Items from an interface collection
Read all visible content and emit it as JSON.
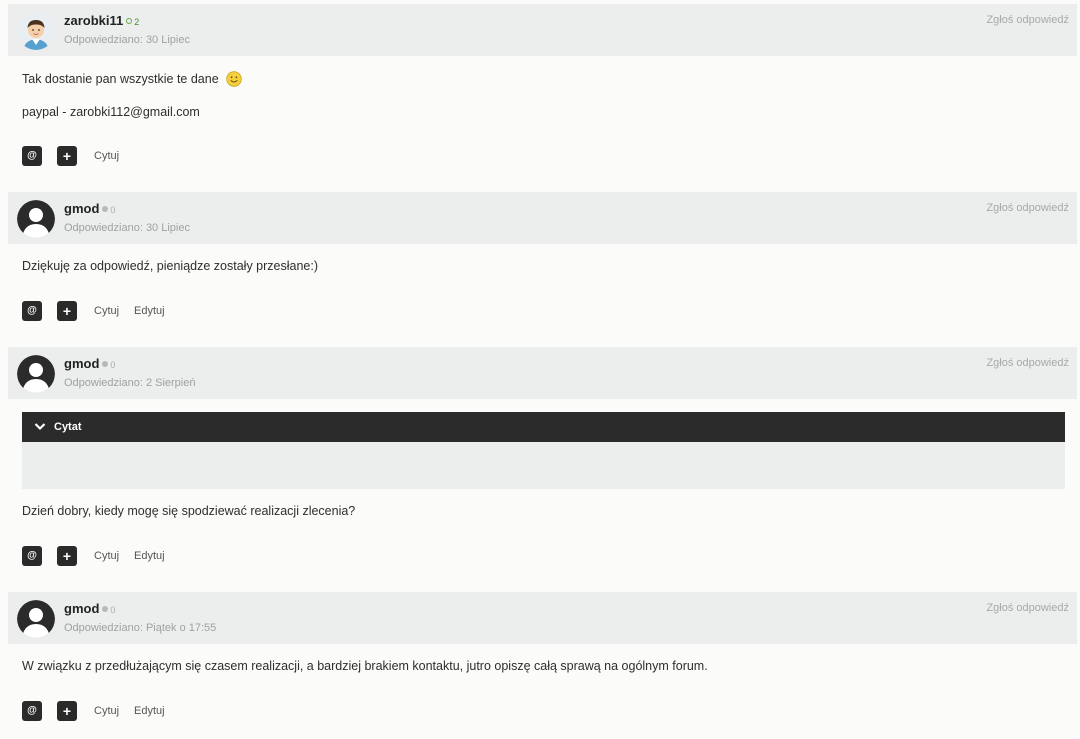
{
  "posts": [
    {
      "author": "zarobki11",
      "rep": "2",
      "date": "Odpowiedziano: 30 Lipiec",
      "report": "Zgłoś odpowiedź",
      "lines": [
        "Tak dostanie pan wszystkie te dane",
        "paypal - zarobki112@gmail.com"
      ],
      "actions": {
        "mention_icon": "@",
        "plus_icon": "+",
        "quote": "Cytuj"
      }
    },
    {
      "author": "gmod",
      "rep": "0",
      "date": "Odpowiedziano: 30 Lipiec",
      "report": "Zgłoś odpowiedź",
      "lines": [
        "Dziękuję za odpowiedź, pieniądze zostały przesłane:)"
      ],
      "actions": {
        "mention_icon": "@",
        "plus_icon": "+",
        "quote": "Cytuj",
        "edit": "Edytuj"
      }
    },
    {
      "author": "gmod",
      "rep": "0",
      "date": "Odpowiedziano: 2 Sierpień",
      "report": "Zgłoś odpowiedź",
      "quote_title": "Cytat",
      "lines": [
        "Dzień dobry, kiedy mogę się spodziewać realizacji zlecenia?"
      ],
      "actions": {
        "mention_icon": "@",
        "plus_icon": "+",
        "quote": "Cytuj",
        "edit": "Edytuj"
      }
    },
    {
      "author": "gmod",
      "rep": "0",
      "date": "Odpowiedziano: Piątek o 17:55",
      "report": "Zgłoś odpowiedź",
      "lines": [
        "W związku z przedłużającym się czasem realizacji, a bardziej brakiem kontaktu, jutro opiszę całą sprawą na ogólnym forum."
      ],
      "actions": {
        "mention_icon": "@",
        "plus_icon": "+",
        "quote": "Cytuj",
        "edit": "Edytuj"
      }
    }
  ],
  "colors": {
    "header_bg": "#eceeee",
    "button_bg": "#2a2a2a",
    "positive_rep": "#4a8a3a"
  },
  "icons": {
    "avatar_custom": "cartoon-person-avatar",
    "avatar_default": "default-user-silhouette",
    "smiley": "smiley-emoji",
    "chevron": "chevron-down-icon"
  }
}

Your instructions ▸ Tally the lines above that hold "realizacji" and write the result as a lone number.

Solution to this exercise ▸ 2